In our society we are conditioned and influenced to be successful, self-sustaining and independent. Humility is not an attribute that would be on anyone’s top-ten list for popular characteristics. Humility is the quality of being humble. Or, a person has a modest sense of their significance. Jesus’ did not present himself as a hero, riding along in a limo, as a champion in a ticker tape parade. He entered on the back of a donkey, as a humble servant of God.

One time there was a little Swiss watch that had been made with the finest skill and precision. But, the little watch was dissatisfied with its restricted sphere of influence on a lady’s wrist. The watch envied the lofty position of the great clock on the tower of City Hall. One day the little watch and its owner passed City Hall and the tiny watch exclaimed, “I sure wish I could be way up there. I could serve many people instead of just one.” The watch’s owner looked down and said, “I know someone who has a key to the tower. Little watch, you shall have your opportunity.” The next day the little watch was placed at the very top of tower. At that moment the little watch said, “Oh my, I am too small for anyone to see me. My elevation has resulted in my annihilation.”

When we aspire for lofty places to achieve greatness we lose sight of those we influence who are within our reach. In other words, humility rules!

The humility of Jesus put him in direct conflict with those who were proud and hostile. Appearing on a donkey made him at total odds with those in authority and power. The crowd wanted a hero, someone to save them. They failed however to understand the symbolism of the donkey that the way to salvation is the path of humility.

One Sunday morning I turned on the television to check the weather. Out of habit I started flipping channels and I happened to turn to Joel Osteen, in Texas. He preaches in a massive sanctuary, as large as a stadium. He appears on a giant screen and in the background a globe is slowing spinning. He wears a double-breasted suit. He is young, good looking with curly hair. I was impressed with the multitudes that filled the sanctuary. His message was fine but he didn’t seem to be saying anything different than what I preach. He preached without notes and I thought to myself, “What’s the big deal, I do that every Sunday.” Nevertheless I was envious of the massive crowd and the enormous size of the sanctuary.

Several years ago there was a newspaper cartoon that showed two fields separated by a fence. Each field was the same size and each had plenty of lush green grass. In each field there was a mule whose head stuck through the wire, eating grass from the pasture on the other side, even though it was hard to reach. In the process the mules’ heads became caught in the fence. They panicked and brayed uncontrollably at being unable to free themselves. The cartoonist wisely described the situation with one word: “Discontent.”

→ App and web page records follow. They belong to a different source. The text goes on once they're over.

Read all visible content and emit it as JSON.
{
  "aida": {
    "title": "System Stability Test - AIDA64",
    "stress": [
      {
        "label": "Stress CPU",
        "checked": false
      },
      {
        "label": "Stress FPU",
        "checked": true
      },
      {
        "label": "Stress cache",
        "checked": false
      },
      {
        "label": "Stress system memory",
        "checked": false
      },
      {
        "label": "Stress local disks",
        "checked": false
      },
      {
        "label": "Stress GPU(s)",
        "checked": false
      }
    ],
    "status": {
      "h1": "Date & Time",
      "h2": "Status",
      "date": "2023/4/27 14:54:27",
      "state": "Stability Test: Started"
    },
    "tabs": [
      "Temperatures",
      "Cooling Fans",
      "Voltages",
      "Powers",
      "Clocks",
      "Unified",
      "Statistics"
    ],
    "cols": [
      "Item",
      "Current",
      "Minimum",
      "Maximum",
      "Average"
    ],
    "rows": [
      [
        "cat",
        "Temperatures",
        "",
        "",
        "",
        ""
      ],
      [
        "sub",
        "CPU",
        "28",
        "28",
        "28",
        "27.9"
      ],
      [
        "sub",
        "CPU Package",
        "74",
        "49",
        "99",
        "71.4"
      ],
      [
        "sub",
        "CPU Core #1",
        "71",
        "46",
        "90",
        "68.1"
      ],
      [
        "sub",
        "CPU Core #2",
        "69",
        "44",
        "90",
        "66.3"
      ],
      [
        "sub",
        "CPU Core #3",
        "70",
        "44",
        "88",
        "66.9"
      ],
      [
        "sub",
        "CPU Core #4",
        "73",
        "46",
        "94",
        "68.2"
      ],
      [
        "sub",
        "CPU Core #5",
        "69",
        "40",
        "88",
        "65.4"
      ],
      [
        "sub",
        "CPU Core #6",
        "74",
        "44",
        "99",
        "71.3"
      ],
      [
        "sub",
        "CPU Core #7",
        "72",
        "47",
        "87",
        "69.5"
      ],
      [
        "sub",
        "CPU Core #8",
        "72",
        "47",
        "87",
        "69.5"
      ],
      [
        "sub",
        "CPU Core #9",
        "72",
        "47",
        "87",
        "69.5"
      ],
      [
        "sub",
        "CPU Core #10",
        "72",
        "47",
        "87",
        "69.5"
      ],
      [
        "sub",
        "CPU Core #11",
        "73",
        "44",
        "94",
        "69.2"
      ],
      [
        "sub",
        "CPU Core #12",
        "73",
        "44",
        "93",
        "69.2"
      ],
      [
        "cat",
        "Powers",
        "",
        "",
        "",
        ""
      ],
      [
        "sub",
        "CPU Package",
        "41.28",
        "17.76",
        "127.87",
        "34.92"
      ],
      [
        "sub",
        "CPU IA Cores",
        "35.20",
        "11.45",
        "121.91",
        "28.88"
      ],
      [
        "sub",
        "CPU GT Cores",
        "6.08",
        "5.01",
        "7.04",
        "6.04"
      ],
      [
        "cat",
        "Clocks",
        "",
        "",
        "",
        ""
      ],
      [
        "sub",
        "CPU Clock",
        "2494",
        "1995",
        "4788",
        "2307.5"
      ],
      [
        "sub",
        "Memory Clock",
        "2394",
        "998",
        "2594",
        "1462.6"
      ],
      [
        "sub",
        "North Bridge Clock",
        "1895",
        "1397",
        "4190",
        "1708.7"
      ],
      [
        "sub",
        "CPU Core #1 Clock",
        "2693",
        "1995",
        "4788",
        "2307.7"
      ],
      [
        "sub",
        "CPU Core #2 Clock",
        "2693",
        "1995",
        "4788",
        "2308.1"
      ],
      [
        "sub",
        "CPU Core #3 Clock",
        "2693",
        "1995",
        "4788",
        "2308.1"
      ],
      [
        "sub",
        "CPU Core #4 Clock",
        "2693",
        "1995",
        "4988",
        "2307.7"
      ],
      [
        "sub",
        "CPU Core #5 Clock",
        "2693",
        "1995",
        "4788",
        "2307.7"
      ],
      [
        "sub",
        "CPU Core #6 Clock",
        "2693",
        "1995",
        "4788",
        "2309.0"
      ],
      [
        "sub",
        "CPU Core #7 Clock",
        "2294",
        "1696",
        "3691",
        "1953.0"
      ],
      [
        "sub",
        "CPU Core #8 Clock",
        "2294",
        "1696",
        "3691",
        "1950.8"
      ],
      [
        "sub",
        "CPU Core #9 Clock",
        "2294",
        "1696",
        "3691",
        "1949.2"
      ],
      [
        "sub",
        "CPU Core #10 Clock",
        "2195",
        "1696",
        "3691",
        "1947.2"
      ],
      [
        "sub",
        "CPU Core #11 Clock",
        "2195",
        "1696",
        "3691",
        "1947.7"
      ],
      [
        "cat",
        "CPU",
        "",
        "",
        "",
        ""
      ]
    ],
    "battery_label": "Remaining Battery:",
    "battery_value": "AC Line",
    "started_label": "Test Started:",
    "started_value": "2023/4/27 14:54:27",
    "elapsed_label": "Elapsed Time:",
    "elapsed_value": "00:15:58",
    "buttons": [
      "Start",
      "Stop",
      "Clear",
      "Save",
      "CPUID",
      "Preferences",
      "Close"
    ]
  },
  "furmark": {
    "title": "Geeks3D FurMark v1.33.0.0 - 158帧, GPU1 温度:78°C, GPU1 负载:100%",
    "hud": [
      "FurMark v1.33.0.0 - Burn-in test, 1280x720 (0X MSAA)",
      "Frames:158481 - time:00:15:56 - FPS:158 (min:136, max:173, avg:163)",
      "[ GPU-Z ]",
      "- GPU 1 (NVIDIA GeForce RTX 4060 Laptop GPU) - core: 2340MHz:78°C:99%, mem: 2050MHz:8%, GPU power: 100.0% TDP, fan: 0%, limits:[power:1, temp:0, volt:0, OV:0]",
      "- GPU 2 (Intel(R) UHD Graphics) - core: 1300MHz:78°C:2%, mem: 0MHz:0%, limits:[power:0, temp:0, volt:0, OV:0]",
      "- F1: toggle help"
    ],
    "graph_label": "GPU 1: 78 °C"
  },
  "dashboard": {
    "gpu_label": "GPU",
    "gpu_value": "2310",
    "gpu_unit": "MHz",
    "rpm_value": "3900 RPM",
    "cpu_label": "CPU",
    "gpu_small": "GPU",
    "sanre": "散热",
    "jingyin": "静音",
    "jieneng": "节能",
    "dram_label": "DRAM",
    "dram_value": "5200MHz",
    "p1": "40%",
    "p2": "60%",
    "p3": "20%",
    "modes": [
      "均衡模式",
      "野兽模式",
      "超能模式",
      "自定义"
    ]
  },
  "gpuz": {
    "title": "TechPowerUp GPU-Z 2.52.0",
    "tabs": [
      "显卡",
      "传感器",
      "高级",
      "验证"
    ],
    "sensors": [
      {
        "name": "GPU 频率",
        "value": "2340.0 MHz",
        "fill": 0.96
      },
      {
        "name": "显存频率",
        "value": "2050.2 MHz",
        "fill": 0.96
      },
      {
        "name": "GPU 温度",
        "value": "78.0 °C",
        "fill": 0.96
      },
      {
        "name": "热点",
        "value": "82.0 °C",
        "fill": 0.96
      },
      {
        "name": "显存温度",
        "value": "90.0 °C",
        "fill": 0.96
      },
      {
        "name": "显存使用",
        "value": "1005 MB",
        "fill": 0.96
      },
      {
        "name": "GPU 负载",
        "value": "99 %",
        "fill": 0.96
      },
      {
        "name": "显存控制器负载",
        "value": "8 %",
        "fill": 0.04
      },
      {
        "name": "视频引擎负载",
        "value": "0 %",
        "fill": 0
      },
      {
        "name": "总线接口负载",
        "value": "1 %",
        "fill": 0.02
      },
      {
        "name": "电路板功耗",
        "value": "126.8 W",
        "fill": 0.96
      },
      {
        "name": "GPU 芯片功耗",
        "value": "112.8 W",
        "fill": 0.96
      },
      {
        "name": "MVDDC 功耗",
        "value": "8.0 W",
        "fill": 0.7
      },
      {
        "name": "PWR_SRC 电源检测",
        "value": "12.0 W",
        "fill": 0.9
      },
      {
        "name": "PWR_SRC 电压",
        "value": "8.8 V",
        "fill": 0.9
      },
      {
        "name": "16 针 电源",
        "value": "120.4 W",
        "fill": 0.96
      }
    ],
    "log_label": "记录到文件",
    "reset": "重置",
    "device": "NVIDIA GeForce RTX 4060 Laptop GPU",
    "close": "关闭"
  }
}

Like the mules, when we focus on what we don’t have we become blinded to the blessings that surround us. There is nothing wrong with desiring something, but to think that life is greater in someone else’s pasture may result in our being trapped. We have new life when we live with humility. Later in the gospel of Matthew Jesus said, “The greatest among you must be a servant. But those who exalt themselves will be humbled, and those who humble themselves will be exalted.” (Matt. 23:11-12) Once again, humility rules.

Copyright 2008, Keith Wagner. Used by permission.